§ Problem to solve
Output everything in the data exactly, leaving the pictures out.

§ Data for this exercise
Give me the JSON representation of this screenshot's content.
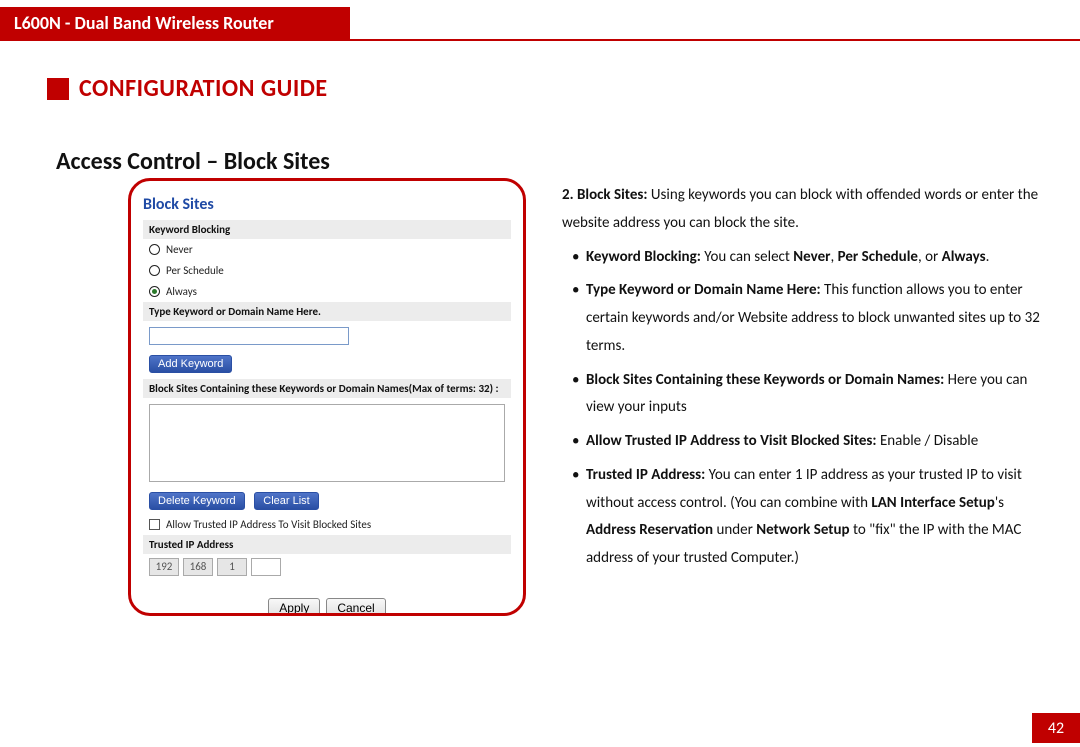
{
  "header": {
    "product": "L600N - Dual Band Wireless Router"
  },
  "section": {
    "title": "CONFIGURATION GUIDE"
  },
  "subsection": {
    "title": "Access Control – Block Sites"
  },
  "panel": {
    "title": "Block Sites",
    "keyword_blocking_header": "Keyword Blocking",
    "radio_never": "Never",
    "radio_per_schedule": "Per Schedule",
    "radio_always": "Always",
    "type_keyword_header": "Type Keyword or Domain Name Here.",
    "add_keyword_btn": "Add Keyword",
    "block_list_header": "Block Sites Containing these Keywords or Domain Names(Max of terms: 32) :",
    "delete_keyword_btn": "Delete Keyword",
    "clear_list_btn": "Clear List",
    "allow_trusted_chk": "Allow Trusted IP Address To Visit Blocked Sites",
    "trusted_ip_header": "Trusted IP Address",
    "ip_a": "192",
    "ip_b": "168",
    "ip_c": "1",
    "apply_btn": "Apply",
    "cancel_btn": "Cancel"
  },
  "desc": {
    "intro_num": "2. Block Sites:",
    "intro_rest": " Using keywords you can block with offended words or enter the website address you can block the site.",
    "kb_label": "Keyword Blocking:",
    "kb_rest1": " You can select ",
    "kb_never": "Never",
    "kb_comma": ", ",
    "kb_per": "Per Schedule",
    "kb_or": ", or ",
    "kb_always": "Always",
    "kb_period": ".",
    "tk_label": "Type Keyword or Domain Name Here:",
    "tk_rest": " This function allows you to enter certain keywords and/or Website address to block unwanted sites up to 32 terms.",
    "bs_label": "Block Sites Containing these Keywords or Domain Names:",
    "bs_rest": " Here you can view your inputs",
    "at_label": "Allow Trusted IP Address to Visit Blocked Sites:",
    "at_rest": " Enable / Disable",
    "ti_label": "Trusted IP Address:",
    "ti_rest1": " You can enter 1 IP address as your trusted IP to visit without access control. (You can combine with ",
    "ti_lan": "LAN Interface Setup",
    "ti_s": "'s ",
    "ti_ar": "Address Reservation",
    "ti_under": " under ",
    "ti_ns": "Network Setup",
    "ti_rest2": " to \"fix\" the IP with the MAC address of your trusted Computer.)"
  },
  "page": {
    "number": "42"
  }
}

§ Exercise answer
Give me the JSON representation of this screenshot's content.
{
  "header": {
    "product": "L600N - Dual Band Wireless Router"
  },
  "section": {
    "title": "CONFIGURATION GUIDE"
  },
  "subsection": {
    "title": "Access Control – Block Sites"
  },
  "panel": {
    "title": "Block Sites",
    "keyword_blocking_header": "Keyword Blocking",
    "radio_never": "Never",
    "radio_per_schedule": "Per Schedule",
    "radio_always": "Always",
    "type_keyword_header": "Type Keyword or Domain Name Here.",
    "add_keyword_btn": "Add Keyword",
    "block_list_header": "Block Sites Containing these Keywords or Domain Names(Max of terms: 32) :",
    "delete_keyword_btn": "Delete Keyword",
    "clear_list_btn": "Clear List",
    "allow_trusted_chk": "Allow Trusted IP Address To Visit Blocked Sites",
    "trusted_ip_header": "Trusted IP Address",
    "ip_a": "192",
    "ip_b": "168",
    "ip_c": "1",
    "apply_btn": "Apply",
    "cancel_btn": "Cancel"
  },
  "desc": {
    "intro_num": "2. Block Sites:",
    "intro_rest": " Using keywords you can block with offended words or enter the website address you can block the site.",
    "kb_label": "Keyword Blocking:",
    "kb_rest1": " You can select ",
    "kb_never": "Never",
    "kb_comma": ", ",
    "kb_per": "Per Schedule",
    "kb_or": ", or ",
    "kb_always": "Always",
    "kb_period": ".",
    "tk_label": "Type Keyword or Domain Name Here:",
    "tk_rest": " This function allows you to enter certain keywords and/or Website address to block unwanted sites up to 32 terms.",
    "bs_label": "Block Sites Containing these Keywords or Domain Names:",
    "bs_rest": " Here you can view your inputs",
    "at_label": "Allow Trusted IP Address to Visit Blocked Sites:",
    "at_rest": " Enable / Disable",
    "ti_label": "Trusted IP Address:",
    "ti_rest1": " You can enter 1 IP address as your trusted IP to visit without access control. (You can combine with ",
    "ti_lan": "LAN Interface Setup",
    "ti_s": "'s ",
    "ti_ar": "Address Reservation",
    "ti_under": " under ",
    "ti_ns": "Network Setup",
    "ti_rest2": " to \"fix\" the IP with the MAC address of your trusted Computer.)"
  },
  "page": {
    "number": "42"
  }
}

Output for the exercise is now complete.